Meanwhile, the SL65 ups the ante with its hand-built, 6.0-liter twin-turbocharged V12 engine that’s responsible for a commanding 604-horsepower and a neck-snapping 738 pounds-feet of torque. This model is able to sprint from 0-to-60 mph in 4.2 seconds, and is priced in Ferrari territory. This version includes an AMG-tuned five-speed automatic transmission.
The SL maintains optimal handling and a smooth ride at all times, thanks in large part to a sophisticated active suspension at all four corners that enables the car to careen through even the sharpest corners at speed without a hint of body roll. A long list of features are on hand to help the driver maintain control, including four-wheel disc antilock brakes with Brake Assist and Sensotronic Brake Control, Electronic Stability Program, and Automatic Slip Control. The aforementioned systems are recalibrated for the AMG versions to afford more-aggressive cornering abilities.
Pop-up roll bars snap into place to protect occupants’ heads should a rollover occur, and a collision mitigation system takes precautionary measures – such as tightening the seatbelts and pre-priming the brakes to full force – if sensors deter-mine a crash is unavoidable.
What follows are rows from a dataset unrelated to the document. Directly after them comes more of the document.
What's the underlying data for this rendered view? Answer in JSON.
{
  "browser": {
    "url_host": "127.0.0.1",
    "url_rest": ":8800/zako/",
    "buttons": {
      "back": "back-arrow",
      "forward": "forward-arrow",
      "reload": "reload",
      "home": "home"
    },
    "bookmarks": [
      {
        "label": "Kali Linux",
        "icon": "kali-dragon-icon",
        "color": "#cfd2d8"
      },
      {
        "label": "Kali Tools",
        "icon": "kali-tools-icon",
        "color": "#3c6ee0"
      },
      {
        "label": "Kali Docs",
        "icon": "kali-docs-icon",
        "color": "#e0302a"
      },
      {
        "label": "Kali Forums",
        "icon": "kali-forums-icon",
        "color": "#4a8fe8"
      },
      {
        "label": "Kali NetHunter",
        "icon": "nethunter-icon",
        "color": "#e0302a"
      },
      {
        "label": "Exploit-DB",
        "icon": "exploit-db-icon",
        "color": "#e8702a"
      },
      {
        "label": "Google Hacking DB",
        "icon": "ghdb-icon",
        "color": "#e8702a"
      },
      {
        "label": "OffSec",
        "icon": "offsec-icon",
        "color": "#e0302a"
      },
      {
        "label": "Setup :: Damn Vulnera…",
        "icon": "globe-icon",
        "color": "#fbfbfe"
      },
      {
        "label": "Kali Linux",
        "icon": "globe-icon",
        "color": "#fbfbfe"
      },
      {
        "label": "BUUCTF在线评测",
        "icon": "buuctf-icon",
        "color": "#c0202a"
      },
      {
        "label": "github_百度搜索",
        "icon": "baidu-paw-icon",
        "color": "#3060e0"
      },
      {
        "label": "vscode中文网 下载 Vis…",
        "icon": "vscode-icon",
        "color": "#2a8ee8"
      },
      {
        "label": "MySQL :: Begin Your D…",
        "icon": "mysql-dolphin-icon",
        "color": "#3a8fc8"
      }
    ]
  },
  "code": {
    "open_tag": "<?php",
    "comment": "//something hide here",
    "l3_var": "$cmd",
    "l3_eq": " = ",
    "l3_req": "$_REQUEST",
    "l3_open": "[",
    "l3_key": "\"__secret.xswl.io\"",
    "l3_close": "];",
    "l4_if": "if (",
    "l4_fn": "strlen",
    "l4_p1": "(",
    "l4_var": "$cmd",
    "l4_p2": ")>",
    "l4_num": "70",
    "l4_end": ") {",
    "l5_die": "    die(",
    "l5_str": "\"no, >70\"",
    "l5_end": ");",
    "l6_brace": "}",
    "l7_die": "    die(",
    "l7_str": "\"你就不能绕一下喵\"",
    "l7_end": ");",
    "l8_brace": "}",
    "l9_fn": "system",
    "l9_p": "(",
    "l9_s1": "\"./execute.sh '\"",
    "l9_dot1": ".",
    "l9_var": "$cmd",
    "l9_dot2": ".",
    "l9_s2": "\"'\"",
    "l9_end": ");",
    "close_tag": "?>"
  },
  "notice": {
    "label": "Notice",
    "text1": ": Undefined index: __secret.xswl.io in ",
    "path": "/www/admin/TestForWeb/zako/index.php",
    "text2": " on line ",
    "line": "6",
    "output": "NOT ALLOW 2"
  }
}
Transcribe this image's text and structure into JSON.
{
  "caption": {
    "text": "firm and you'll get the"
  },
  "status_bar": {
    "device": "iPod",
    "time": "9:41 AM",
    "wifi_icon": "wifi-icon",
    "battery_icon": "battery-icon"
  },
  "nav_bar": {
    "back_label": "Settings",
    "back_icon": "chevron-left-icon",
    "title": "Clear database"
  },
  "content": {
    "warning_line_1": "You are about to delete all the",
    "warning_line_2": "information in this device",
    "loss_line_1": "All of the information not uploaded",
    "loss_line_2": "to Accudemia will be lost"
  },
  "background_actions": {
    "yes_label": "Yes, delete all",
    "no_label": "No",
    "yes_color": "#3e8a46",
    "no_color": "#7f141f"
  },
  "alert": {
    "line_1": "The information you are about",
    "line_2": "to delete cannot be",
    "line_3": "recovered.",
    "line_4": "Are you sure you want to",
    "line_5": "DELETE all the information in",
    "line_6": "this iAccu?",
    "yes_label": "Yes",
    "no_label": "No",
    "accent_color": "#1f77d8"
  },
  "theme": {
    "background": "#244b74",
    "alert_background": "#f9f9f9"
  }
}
An available Night View Assist function displays a reflected image of the road ahead – with automatic pedestrian detection included – and displays it on a small screen mounted on the instrument panel for added safety while driving on unlit roads. A blind spot alert system that warns the driver of vehicles just to the side and rear of the vehicle he or she might not otherwise see is also available.
An extensive list of comfort and convenience features comes standard, with further upscale amenities offered on higher trim levels and on the options list. The available radar-based adaptive cruise control system not keeps the car at a desired speed and distance from the vehicle ahead, and can even do so in stop-and-go highway traffic. A multimedia/navigation system includes a built-in hard drive for digital media storage and an iPod interface. The “AIRSCARF” system, which vents warm air from the head restraints to benefit top-down riders on a cool day, is said to help extend the convertible season. An available Intelligent Light System features five modes to optimally light the road ahead under varying driving situations.
Mercedes’ ”mbrace” telematics system is on hand to impress one’s colleagues by connecting the car with data-enabled phones to perform functions like remotely locking and unlocking the doors and alerting the owner if the alarm system is trig-gered.
The Mercedes SL remains the gold standard for those who can afford to drive one of the sleekest looking and best-performing, yet reasonably well-mannered luxury roadsters this side of a Ferrari.
Mercedes SL-Class Quick Facts
Engine: 5.5-liter V8, 6.2-liter V8, 6.0-liter Turbo V12
Horsepower: 382 @ 6,000 rpm, 518 @ 6,800 rpm 604 @ 4,800 rpm
Torque 391 @ 2,800 rpm, 465 @,200 rpm 738 @ 2,000 rpm
City/Highway: MPG 12/18-14/21
Transmission: 7-Spd Automatic, 7-Spd Auto Manual, 5-Spd Automatic
Wheelbase: 100.8 in
Overall: Length 180.4 in
Width: 81.4 in
Height: 51.1 in
Curb Weight: 4,220 lbs
MSRP: $113,150 – $209,300
Did You Know?
While a vehicle called the American Mercedes was sold briefly in the U.S. at the turn of the 20th century – piano mogul William Steinway built it in Long Island City, New York under license from Gottlieb Daimler – Mercedes-Benz wouldn’t begin selling cars in earnest here until 1952. For most automotive aficionados of that era, the brand was known for its legendary 300SL coupe. A true “dream car,” the 300SL was characterized by its futuristic styling, with dramatic vertical-opening gullwing doors. Its 3.0-liter 215-horsepower. Six-cylinder engine propelled the coupe to a top speed of 155 mph, which even today would classify it as a fairly quick car.